_TASK INSTRUCTIONS:_
A single number is the answer: the count of lines below that contain "expandable".

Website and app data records
----------------------------------------
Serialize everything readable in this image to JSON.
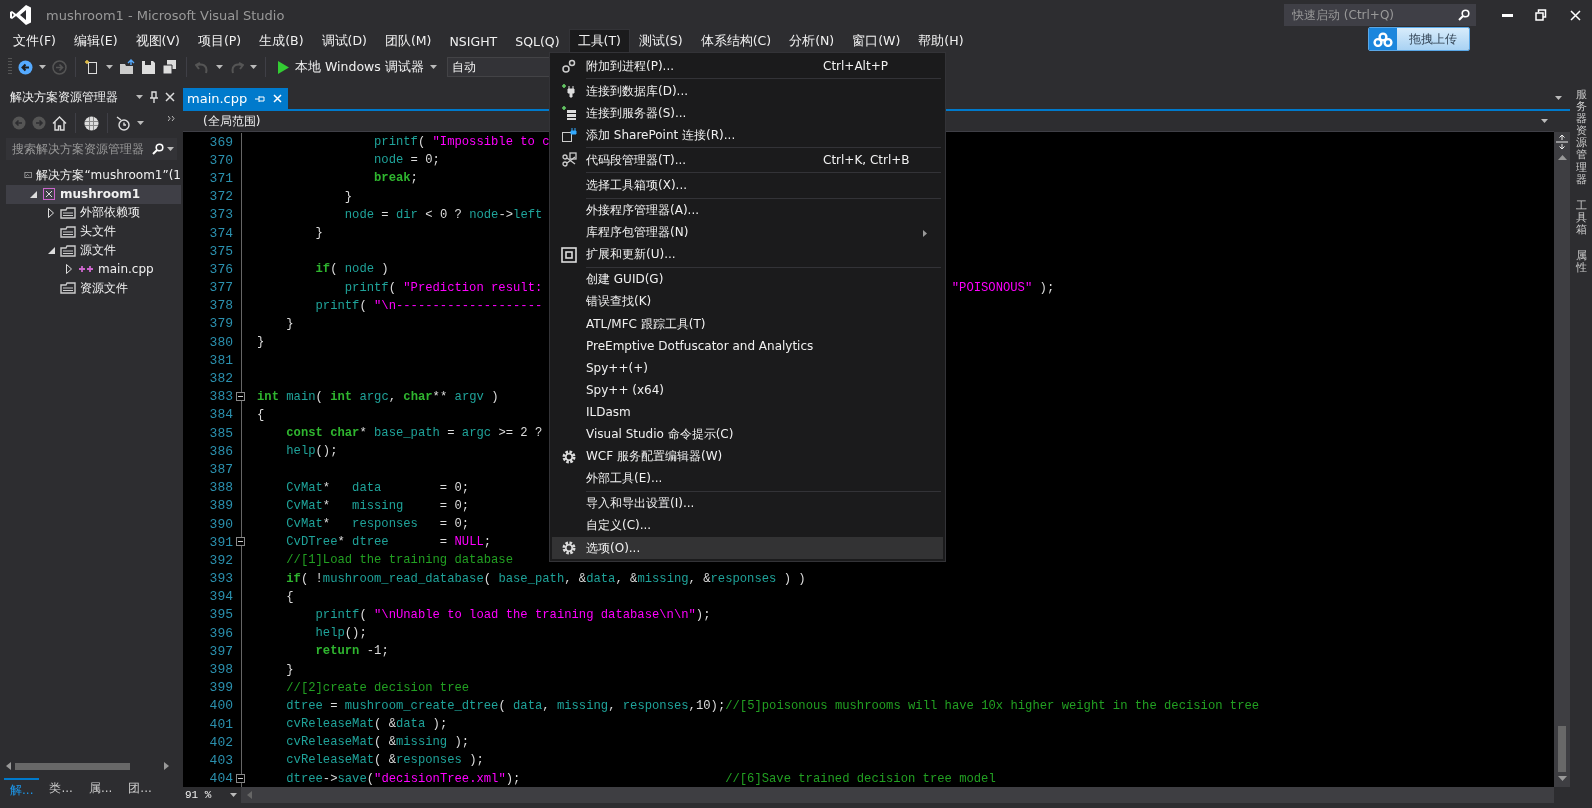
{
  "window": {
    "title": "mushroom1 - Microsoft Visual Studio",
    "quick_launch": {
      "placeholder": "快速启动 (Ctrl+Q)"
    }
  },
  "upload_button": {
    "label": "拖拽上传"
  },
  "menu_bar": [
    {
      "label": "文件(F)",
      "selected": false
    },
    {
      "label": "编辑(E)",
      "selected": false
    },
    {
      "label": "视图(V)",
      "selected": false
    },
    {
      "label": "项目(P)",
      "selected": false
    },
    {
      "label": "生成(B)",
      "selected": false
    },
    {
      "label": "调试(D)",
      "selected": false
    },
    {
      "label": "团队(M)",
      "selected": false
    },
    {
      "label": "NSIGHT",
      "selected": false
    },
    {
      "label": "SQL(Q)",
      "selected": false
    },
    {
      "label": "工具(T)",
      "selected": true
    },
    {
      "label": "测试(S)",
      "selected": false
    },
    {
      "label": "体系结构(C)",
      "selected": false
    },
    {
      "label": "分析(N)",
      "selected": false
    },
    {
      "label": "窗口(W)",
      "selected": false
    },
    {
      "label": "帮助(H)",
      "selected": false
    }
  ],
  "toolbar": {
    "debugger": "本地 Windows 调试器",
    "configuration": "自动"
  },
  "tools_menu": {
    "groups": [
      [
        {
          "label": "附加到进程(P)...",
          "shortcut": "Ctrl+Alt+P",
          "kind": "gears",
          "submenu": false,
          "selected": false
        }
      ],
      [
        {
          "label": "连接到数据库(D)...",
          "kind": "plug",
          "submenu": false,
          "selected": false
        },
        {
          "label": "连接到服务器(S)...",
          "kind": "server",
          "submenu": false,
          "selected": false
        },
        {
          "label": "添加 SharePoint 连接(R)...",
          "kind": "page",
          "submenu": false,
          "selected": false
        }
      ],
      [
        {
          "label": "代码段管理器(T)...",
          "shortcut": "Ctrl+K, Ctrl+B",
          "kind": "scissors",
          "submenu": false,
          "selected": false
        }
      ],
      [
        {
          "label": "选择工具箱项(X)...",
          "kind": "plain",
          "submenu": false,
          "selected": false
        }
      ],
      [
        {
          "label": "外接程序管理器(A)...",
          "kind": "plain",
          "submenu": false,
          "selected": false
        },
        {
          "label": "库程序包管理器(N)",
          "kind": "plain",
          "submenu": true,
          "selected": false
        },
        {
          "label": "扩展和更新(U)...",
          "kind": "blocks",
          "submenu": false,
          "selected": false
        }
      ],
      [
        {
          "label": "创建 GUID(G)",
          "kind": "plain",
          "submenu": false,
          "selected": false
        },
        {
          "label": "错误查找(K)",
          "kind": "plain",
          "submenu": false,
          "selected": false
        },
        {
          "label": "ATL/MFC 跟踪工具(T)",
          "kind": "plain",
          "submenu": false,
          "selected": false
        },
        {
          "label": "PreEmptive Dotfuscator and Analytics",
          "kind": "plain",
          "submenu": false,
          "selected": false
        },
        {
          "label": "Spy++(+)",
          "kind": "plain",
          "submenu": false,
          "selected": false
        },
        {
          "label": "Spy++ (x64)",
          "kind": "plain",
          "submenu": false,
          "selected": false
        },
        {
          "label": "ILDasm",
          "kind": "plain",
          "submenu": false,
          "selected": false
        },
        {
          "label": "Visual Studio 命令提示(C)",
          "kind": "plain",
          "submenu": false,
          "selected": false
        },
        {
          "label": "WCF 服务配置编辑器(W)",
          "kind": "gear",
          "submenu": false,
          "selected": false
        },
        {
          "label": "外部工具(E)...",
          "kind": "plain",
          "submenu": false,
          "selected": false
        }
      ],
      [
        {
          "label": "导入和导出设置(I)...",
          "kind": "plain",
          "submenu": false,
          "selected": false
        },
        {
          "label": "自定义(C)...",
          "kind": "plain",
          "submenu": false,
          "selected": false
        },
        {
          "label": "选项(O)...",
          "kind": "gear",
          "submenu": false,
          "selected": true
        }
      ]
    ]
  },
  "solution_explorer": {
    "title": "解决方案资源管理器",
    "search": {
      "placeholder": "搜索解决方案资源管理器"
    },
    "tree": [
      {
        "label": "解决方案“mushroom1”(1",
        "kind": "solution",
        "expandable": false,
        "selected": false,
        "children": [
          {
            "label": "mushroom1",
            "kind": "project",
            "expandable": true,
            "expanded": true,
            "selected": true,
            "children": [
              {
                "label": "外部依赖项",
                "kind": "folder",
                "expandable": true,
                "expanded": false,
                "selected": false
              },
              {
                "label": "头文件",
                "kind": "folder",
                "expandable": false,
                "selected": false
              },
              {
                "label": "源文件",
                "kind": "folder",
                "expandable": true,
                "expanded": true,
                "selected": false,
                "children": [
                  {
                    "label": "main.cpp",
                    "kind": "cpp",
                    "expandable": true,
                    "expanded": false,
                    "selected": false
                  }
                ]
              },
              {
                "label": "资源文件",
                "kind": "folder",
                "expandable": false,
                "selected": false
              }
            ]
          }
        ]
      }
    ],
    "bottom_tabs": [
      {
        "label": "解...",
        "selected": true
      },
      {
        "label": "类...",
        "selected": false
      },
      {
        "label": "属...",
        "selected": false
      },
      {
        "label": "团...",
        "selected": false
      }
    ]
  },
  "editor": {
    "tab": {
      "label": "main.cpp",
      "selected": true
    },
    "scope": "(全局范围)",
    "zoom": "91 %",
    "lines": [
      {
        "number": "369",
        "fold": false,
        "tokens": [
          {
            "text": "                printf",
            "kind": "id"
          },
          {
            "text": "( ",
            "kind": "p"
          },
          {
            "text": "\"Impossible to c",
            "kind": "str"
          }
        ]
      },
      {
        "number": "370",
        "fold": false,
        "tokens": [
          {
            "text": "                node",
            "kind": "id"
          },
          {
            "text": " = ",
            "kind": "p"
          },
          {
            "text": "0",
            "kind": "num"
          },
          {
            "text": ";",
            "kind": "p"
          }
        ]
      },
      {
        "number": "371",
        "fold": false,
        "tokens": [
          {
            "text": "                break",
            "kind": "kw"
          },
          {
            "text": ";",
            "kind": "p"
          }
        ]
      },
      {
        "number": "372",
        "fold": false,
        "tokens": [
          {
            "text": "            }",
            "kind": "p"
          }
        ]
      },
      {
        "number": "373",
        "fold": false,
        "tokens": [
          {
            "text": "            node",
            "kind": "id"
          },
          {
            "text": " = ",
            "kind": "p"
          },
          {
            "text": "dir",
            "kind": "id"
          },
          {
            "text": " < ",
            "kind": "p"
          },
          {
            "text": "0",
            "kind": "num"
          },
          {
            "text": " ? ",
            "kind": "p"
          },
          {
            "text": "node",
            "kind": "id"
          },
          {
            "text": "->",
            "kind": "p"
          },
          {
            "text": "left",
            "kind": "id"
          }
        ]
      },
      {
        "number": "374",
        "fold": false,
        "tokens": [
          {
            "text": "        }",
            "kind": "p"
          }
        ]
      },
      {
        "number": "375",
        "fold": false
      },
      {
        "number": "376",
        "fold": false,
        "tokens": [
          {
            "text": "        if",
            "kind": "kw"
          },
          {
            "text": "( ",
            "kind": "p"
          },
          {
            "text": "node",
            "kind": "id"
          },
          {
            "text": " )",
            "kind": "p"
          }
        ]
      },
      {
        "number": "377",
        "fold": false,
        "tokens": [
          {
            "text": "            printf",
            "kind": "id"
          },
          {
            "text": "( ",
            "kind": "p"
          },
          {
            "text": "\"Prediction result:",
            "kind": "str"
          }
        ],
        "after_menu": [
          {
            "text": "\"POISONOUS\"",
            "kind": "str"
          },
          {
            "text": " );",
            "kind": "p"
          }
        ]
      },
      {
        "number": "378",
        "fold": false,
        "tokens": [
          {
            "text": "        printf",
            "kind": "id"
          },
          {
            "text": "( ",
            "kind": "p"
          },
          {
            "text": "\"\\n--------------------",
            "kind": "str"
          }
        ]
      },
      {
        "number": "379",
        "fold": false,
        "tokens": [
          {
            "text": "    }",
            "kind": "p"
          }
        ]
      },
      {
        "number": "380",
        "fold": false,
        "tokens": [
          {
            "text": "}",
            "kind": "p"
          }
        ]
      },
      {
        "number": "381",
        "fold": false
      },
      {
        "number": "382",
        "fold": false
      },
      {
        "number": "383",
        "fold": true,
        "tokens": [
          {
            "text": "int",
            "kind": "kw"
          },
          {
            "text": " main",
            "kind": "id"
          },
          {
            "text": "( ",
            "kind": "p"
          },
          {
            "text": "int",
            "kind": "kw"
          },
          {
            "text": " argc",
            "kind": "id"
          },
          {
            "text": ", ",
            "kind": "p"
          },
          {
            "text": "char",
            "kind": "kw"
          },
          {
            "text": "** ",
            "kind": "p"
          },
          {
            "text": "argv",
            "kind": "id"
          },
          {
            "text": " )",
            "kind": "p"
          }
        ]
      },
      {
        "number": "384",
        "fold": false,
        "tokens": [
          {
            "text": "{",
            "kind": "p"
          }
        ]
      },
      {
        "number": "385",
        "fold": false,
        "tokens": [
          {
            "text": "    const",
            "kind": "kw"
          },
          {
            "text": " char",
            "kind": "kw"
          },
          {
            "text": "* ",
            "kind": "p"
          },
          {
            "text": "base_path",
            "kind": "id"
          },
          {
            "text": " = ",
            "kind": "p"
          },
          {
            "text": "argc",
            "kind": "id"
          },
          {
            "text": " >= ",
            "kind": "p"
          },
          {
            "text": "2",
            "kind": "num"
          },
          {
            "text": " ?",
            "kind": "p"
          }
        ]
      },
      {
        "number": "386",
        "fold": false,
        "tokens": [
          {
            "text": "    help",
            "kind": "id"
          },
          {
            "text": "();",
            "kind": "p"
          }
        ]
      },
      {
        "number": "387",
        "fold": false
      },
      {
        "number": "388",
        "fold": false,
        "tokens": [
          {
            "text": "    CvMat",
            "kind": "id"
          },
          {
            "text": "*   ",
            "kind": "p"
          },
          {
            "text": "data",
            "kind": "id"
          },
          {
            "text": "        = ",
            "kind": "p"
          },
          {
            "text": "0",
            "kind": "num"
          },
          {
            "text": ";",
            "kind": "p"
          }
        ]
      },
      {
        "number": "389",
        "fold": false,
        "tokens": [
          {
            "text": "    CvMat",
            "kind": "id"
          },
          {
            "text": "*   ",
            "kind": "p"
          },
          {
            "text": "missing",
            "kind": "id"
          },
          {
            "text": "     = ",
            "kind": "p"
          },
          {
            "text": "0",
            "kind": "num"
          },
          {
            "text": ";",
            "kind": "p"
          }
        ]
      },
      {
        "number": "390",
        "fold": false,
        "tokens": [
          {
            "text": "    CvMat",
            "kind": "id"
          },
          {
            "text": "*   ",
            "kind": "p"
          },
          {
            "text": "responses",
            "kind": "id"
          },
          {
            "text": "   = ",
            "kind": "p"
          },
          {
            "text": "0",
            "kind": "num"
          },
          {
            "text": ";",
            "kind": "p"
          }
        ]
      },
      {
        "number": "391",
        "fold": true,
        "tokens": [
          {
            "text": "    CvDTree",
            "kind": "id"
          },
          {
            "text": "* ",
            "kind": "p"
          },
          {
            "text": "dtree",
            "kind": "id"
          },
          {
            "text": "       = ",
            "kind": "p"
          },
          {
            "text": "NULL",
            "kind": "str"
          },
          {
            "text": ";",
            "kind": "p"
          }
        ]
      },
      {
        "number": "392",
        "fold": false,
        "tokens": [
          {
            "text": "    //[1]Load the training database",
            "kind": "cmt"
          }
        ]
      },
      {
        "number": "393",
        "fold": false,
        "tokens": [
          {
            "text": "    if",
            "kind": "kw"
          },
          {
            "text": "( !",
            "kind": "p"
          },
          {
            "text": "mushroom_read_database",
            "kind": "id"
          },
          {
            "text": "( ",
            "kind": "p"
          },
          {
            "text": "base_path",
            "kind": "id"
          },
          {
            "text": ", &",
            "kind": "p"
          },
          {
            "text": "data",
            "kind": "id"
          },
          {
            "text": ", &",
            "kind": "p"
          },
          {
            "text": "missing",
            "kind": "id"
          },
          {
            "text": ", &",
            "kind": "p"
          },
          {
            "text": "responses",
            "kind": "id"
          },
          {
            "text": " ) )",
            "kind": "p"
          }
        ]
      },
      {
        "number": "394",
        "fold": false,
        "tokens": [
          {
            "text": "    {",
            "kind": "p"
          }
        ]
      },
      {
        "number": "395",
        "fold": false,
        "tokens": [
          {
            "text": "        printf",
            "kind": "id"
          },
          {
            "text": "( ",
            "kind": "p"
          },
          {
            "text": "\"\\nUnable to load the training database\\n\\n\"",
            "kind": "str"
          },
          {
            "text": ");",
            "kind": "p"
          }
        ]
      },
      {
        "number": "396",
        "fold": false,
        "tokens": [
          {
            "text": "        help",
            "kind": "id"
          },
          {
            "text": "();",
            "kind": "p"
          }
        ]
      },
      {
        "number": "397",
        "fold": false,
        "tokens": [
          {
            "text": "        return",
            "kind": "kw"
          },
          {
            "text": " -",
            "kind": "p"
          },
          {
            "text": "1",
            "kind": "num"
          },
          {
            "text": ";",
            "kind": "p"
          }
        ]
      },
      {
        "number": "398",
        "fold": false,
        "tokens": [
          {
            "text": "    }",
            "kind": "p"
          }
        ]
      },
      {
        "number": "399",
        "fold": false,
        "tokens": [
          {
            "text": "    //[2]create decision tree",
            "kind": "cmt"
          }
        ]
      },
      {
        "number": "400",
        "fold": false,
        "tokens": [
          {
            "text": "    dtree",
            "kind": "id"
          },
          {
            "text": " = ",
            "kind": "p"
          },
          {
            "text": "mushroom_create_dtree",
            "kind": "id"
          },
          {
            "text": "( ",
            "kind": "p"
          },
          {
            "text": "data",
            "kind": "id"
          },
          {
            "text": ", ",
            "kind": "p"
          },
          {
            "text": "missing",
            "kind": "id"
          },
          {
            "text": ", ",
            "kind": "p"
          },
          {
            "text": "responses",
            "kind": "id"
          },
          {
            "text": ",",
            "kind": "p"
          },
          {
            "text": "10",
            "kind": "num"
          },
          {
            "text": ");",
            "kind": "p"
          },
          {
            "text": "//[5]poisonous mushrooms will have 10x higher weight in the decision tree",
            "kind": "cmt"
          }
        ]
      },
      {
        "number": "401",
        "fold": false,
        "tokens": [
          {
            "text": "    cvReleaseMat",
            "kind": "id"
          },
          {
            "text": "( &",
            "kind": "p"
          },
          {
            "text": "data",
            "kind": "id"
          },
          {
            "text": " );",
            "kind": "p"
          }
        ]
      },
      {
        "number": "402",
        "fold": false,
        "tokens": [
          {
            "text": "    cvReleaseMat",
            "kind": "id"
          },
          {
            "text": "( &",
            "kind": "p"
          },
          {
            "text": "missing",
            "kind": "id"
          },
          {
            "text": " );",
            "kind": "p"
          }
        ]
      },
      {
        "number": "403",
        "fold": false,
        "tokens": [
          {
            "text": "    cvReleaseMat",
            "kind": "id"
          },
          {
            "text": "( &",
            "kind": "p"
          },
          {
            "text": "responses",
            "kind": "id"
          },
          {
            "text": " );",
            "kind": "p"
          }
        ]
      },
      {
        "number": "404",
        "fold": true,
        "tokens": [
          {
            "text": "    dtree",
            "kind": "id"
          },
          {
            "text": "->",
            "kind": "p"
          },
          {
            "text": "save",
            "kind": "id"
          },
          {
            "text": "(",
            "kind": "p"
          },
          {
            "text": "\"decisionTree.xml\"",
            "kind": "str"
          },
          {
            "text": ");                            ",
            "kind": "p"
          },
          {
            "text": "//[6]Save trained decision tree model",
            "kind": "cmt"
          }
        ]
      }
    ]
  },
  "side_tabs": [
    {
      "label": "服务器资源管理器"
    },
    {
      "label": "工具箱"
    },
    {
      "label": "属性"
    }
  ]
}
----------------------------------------
_SOLUTION FOR THIS EXERCISE:_
7